What kind of work do critical zone scientists do? Who are some of the scientists working at Critical Zone Observatories across the country? How does their work inform our understanding and management of critical zone resources, such as water, soil, and food?
These brief profiles feature just a few of the 250+ senior scientists, university faculty, postdoctoral researchers, and graduate students who work at the nine CZO sites currently funded by the National Science Foundation. CZO people are cross-disciplinary scientists who have expertise in fields including hydrology, geochemistry, geomorphology, ecology, biology, and climatology. More profiles will be added over time, as new scientists join the CZO teams.
The profiles provide a non-technical introduction to the work CZO people do. Each scientist was asked to respond to the following questions:
1. What is the goal of your work?
2. How is your work relevant to the science community and to the larger human communities in which we live?
3. Why is studying the critical zone important?
4. How has the CZO network been valuable to you in your work?
5. How can the CZOs help improve our understanding and management of natural resources?
Dave Barnard’s research focuses on the interactions between the energy that is absorbed by the canopy and used to fuel biological processes (i.e., transpiration and photosynthesis) and that which is re-radiated as heat or that penetrates the canopy as direct-beam energy and is absorbed by the snow pack - influencing snow melt rates. To investigate questions regarding these forest-snow-atmosphere interactions, Barnard studies different components of the overall system... Visit Dave's Profile >
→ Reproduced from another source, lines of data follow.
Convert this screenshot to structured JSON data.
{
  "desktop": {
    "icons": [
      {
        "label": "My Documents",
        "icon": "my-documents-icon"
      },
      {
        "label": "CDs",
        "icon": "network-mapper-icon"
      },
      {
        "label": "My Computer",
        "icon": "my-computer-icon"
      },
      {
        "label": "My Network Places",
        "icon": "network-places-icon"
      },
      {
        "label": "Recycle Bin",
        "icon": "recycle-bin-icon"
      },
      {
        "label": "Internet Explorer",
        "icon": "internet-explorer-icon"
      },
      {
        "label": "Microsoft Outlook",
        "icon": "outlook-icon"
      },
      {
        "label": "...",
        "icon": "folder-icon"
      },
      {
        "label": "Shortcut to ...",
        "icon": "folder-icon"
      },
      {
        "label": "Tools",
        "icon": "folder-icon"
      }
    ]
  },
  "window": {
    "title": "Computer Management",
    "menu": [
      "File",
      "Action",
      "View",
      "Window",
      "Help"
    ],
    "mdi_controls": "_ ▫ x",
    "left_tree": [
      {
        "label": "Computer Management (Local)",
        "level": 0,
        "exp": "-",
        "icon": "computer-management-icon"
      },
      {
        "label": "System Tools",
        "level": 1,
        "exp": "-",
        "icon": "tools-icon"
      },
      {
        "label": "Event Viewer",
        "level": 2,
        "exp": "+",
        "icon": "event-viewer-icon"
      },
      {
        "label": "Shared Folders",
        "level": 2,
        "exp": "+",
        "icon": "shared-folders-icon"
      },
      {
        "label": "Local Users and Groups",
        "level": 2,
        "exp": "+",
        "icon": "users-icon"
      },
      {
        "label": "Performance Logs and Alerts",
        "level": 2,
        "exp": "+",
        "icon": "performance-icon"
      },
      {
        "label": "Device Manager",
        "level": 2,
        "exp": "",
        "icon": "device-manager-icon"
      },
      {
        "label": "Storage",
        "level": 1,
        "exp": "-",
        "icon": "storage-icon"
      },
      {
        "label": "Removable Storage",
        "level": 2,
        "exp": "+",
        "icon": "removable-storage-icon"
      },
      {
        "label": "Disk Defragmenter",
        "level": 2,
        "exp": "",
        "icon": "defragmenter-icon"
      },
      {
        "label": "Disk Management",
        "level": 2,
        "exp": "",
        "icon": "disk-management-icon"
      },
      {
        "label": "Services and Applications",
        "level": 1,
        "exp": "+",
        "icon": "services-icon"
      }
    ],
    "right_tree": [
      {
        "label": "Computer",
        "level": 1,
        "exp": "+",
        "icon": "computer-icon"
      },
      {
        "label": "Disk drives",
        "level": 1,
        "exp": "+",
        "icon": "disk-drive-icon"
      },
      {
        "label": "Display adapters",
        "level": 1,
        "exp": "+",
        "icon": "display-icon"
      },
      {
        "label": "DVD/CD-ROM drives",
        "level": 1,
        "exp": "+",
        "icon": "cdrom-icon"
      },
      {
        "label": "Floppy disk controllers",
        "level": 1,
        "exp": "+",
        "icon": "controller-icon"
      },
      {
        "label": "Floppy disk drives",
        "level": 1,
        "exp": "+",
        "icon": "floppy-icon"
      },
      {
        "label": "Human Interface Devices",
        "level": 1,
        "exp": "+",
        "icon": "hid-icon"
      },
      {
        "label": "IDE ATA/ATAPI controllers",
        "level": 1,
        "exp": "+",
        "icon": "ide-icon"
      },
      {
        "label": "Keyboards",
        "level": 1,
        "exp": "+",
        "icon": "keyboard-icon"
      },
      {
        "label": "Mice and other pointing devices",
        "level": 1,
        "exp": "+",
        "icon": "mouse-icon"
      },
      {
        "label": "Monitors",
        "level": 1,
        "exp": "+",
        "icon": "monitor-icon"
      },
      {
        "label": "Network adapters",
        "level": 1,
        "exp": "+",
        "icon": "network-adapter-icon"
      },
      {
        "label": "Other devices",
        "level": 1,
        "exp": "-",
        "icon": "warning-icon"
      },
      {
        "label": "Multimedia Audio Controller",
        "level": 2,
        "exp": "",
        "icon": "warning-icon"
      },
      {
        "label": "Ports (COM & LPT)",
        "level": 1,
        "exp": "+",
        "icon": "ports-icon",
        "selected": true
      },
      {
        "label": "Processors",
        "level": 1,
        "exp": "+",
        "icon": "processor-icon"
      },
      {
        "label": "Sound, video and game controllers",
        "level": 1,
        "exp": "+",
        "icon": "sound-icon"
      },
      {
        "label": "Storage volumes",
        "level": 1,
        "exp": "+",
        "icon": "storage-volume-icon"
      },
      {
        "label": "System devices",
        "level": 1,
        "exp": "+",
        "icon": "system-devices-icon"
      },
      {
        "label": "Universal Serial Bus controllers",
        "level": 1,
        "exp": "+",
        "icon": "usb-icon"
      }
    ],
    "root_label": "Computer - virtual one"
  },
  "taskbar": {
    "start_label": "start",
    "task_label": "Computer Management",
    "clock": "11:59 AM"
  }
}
Hinckley seeks to discover and quantify the processes that regulate biogeochemical cycles within terrestrial ecosystems. She is investigating how ecosystem metabolism, residence time, and mobility of carbon, nitrogen, and sulfur respond to changing forcing factors, such as climate, land cover/land use, and atmospheric deposition/fertilizer applications. Ultimately, Hinckley hopes to link her results to those of other researchers studying coupled atmospheric and aquatic systems – to inform local decision-making. Recently, Hinckley has been collaborating with colleagues to explore network science design and develop observation-modeling frameworks that predict biogeochemical phenomena at large scales. Visit Eve-Lyn's Profile >
One of the most fundamental and fascinating questions in Earth Science is how the landscape takes shape, over years to eons. Greg Tucker studies the processes that shape the Earth's surface, including floods and landslides. Much of Tucker’s work focuses on river basins, where the vast majority of Earth's population lives. The structure and dynamics of river basins pose some fascinating research questions... Visit Greg's Profile >
Melissa Foster is a geologist studying how the Colorado Front Range landscape has evolved over time. The goal of Foster’s work is to quantify the rates at which this landscape is evolving. Some of the broad questions Foster is addressing... Visit Melissa's Profile >
Theodore Barnhart is looking at how changes in snowmelt timing and rate alter the balance between forest water use and streamflow. His research addresses essential questions... Visit Theodore's Profile >